Best Argument: Impossible
Apple's a friend to education
Matthew Miller: In 1989 I was issued a Macintosh SE at the USCG Academy. A few years later at Berkeley I purchased another Mac with an education discount. Apple has a long history of being a friend to educational institutions and I think they are going to be even more aggressive starting this year with deep discounts on the iPad 2, incentives for organizations to adopt Apple products, and willingness to spend some of their huge cash reserves to build the Apple educational ecosystem.
Apple has the OS, the hardware, and now the ecosystem strategy needed to have a major impact on the educational system. The only real barrier to implementation is cost and that is something they can impact, if they are willing to take the risk. If they are successful in widespread adoption of the iPad and the Apple Textbooks program, this success should increase their growth in the PC market as children growing up learning with an iPad, then take that experience to their primary computer.
Not suited to public education
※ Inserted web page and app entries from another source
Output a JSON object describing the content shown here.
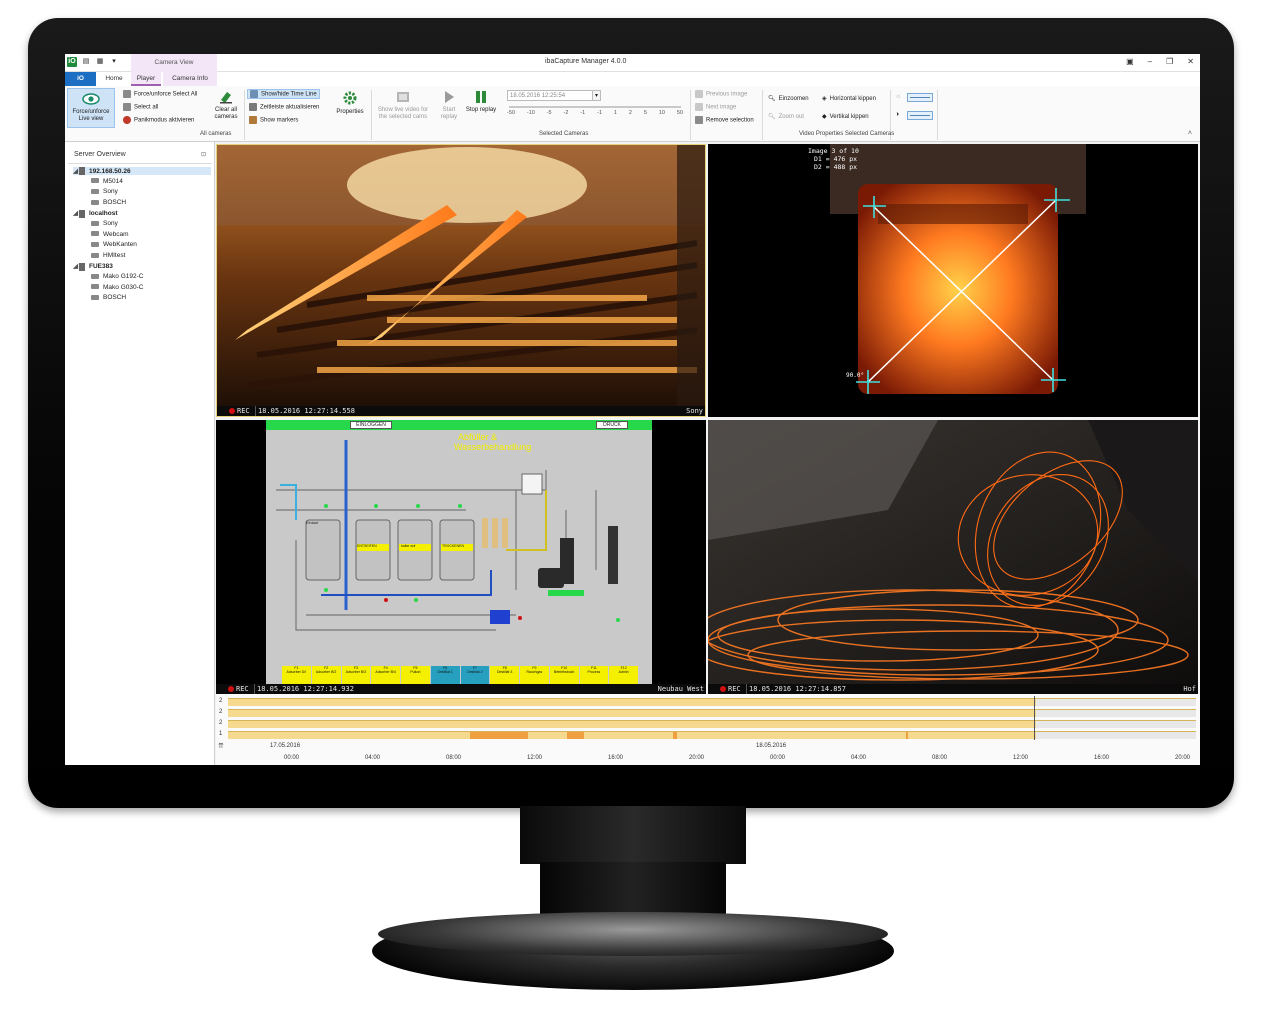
{
  "window": {
    "app_title": "ibaCapture Manager 4.0.0",
    "context_group": "Camera View"
  },
  "tabs": {
    "file": "iO",
    "home": "Home",
    "player": "Player",
    "camera_info": "Camera Info"
  },
  "ribbon": {
    "force_unforce_live_view_1": "Force/unforce",
    "force_unforce_live_view_2": "Live view",
    "force_unforce_select_all": "Force/unforce Select All",
    "select_all": "Select all",
    "panic_mode": "Panikmodus aktivieren",
    "clear_all_cameras_1": "Clear all",
    "clear_all_cameras_2": "cameras",
    "group_all_cameras": "All cameras",
    "show_hide_timeline": "Show/hide Time Line",
    "update_timeline": "Zeitleiste aktualisieren",
    "show_markers": "Show markers",
    "properties": "Properties",
    "show_live_video_1": "Show live video for",
    "show_live_video_2": "the selected cams",
    "start_replay_1": "Start",
    "start_replay_2": "replay",
    "stop_replay": "Stop replay",
    "replay_time": "18.05.2016 12:25:54",
    "speed_scale": [
      "-50",
      "-10",
      "-5",
      "-2",
      "-1",
      "-1",
      "1",
      "2",
      "5",
      "10",
      "50"
    ],
    "group_selected_cameras": "Selected Cameras",
    "previous_image": "Previous image",
    "next_image": "Next image",
    "remove_selection": "Remove selection",
    "zoom_in": "Einzoomen",
    "zoom_out": "Zoom out",
    "flip_horizontal": "Horizontal kippen",
    "flip_vertical": "Vertikal kippen",
    "group_video_properties": "Video Properties Selected Cameras"
  },
  "sidebar": {
    "title": "Server Overview",
    "servers": [
      {
        "name": "192.168.50.26",
        "devices": [
          "M5014",
          "Sony",
          "BOSCH"
        ]
      },
      {
        "name": "localhost",
        "devices": [
          "Sony",
          "Webcam",
          "WebKanten",
          "HMItest"
        ]
      },
      {
        "name": "FUE383",
        "devices": [
          "Mako G192-C",
          "Mako G030-C",
          "BOSCH"
        ]
      }
    ]
  },
  "videos": [
    {
      "rec": "REC",
      "timestamp": "18.05.2016 12:27:14.558",
      "camera": "Sony"
    },
    {
      "rec": "",
      "timestamp": "",
      "camera": "",
      "overlay": [
        "Image 3 of 10",
        "D1 = 476 px",
        "D2 = 488 px"
      ],
      "angle": "90.0°"
    },
    {
      "rec": "REC",
      "timestamp": "18.05.2016 12:27:14.932",
      "camera": "Neubau West"
    },
    {
      "rec": "REC",
      "timestamp": "18.05.2016 12:27:14.857",
      "camera": "Hof"
    }
  ],
  "timeline": {
    "tracks": [
      "2",
      "2",
      "2",
      "1"
    ],
    "dates": [
      "17.05.2016",
      "18.05.2016"
    ],
    "hours": [
      "00:00",
      "04:00",
      "08:00",
      "12:00",
      "16:00",
      "20:00",
      "00:00",
      "04:00",
      "08:00",
      "12:00",
      "16:00",
      "20:00"
    ],
    "colors": {
      "recorded": "#f4d98e",
      "event": "#f0a040",
      "future": "#e8e8e8"
    }
  },
  "scada": {
    "title_1": "Abfüller &",
    "title_2": "Wasserbehandlung",
    "buttons": [
      "EINLOGGEN",
      "DRUCK"
    ],
    "tanks": [
      "Einlauf",
      "ENTSEIFEN",
      "kalter auf",
      "TROCKENEN"
    ],
    "fkeys": [
      "F1",
      "F2",
      "F3",
      "F4",
      "F5",
      "F6",
      "F7",
      "F8",
      "F9",
      "F10",
      "F11",
      "F12"
    ],
    "fkey_labels": [
      "Adsorber D/I",
      "Adsorber B/2",
      "Adsorber B/3",
      "Adsorber B/4",
      "Pulizzi",
      "Destillat 1",
      "Destillat 2",
      "Destillat 3",
      "Rauchgas",
      "Betriebsbuch",
      "Process",
      "Admin"
    ],
    "fkey_labels_2": [
      "Übersicht",
      "",
      "",
      "",
      "Wasser",
      "Destillat",
      "Abwasser",
      "Waschgitter",
      "Heat Seal",
      "Pumps",
      "Adsorb",
      "Analyse",
      "Meldungen"
    ]
  }
}
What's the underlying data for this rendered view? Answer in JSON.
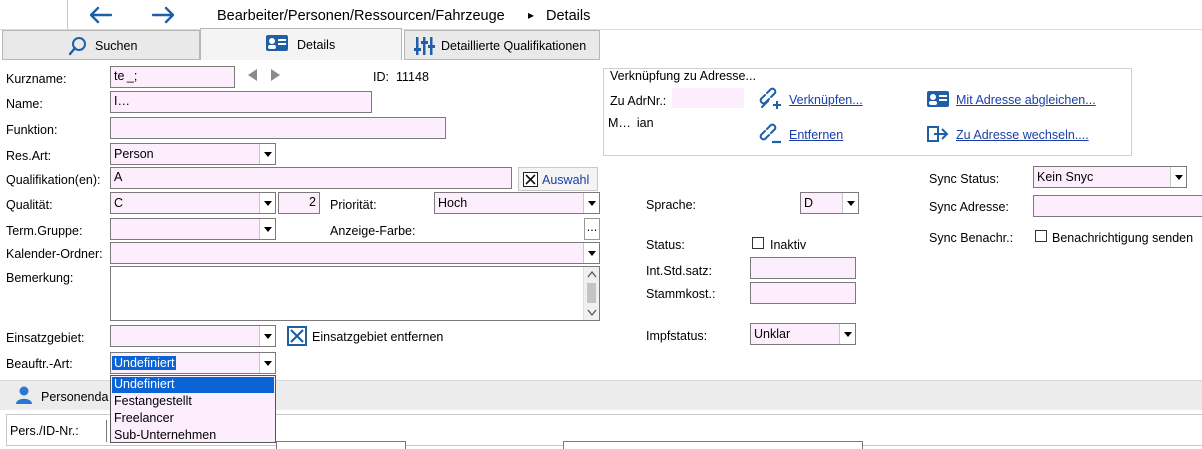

Chris Dawson: Herbert Hoover called for a “chicken in every pot” during his 1928 presidential campaign. That didn’t work out so well with the Great Depression coming shortly thereafter, but the idea of a “tablet in every backpack” is one whose time has come. For well-heeled schools and districts, that device will probably be an iPad. For everyone else, though, it’s going to be something different.
Perhaps it will be an Intel Classmate, a Kindle Fire, a cheap laptop, a Chromebook, or any number of personal computing devices that students can bring to class and have as constant companions for anytime, anywhere study and interaction. But Apple’s first foray into e-textbooks, iBooks and iBooks Author makes it clear that theirs will be a closed ecosystem not well suited to widespread use in public education. Yes, a tablet in every backpack will be a reality. An iPad in every backpack? Not so much.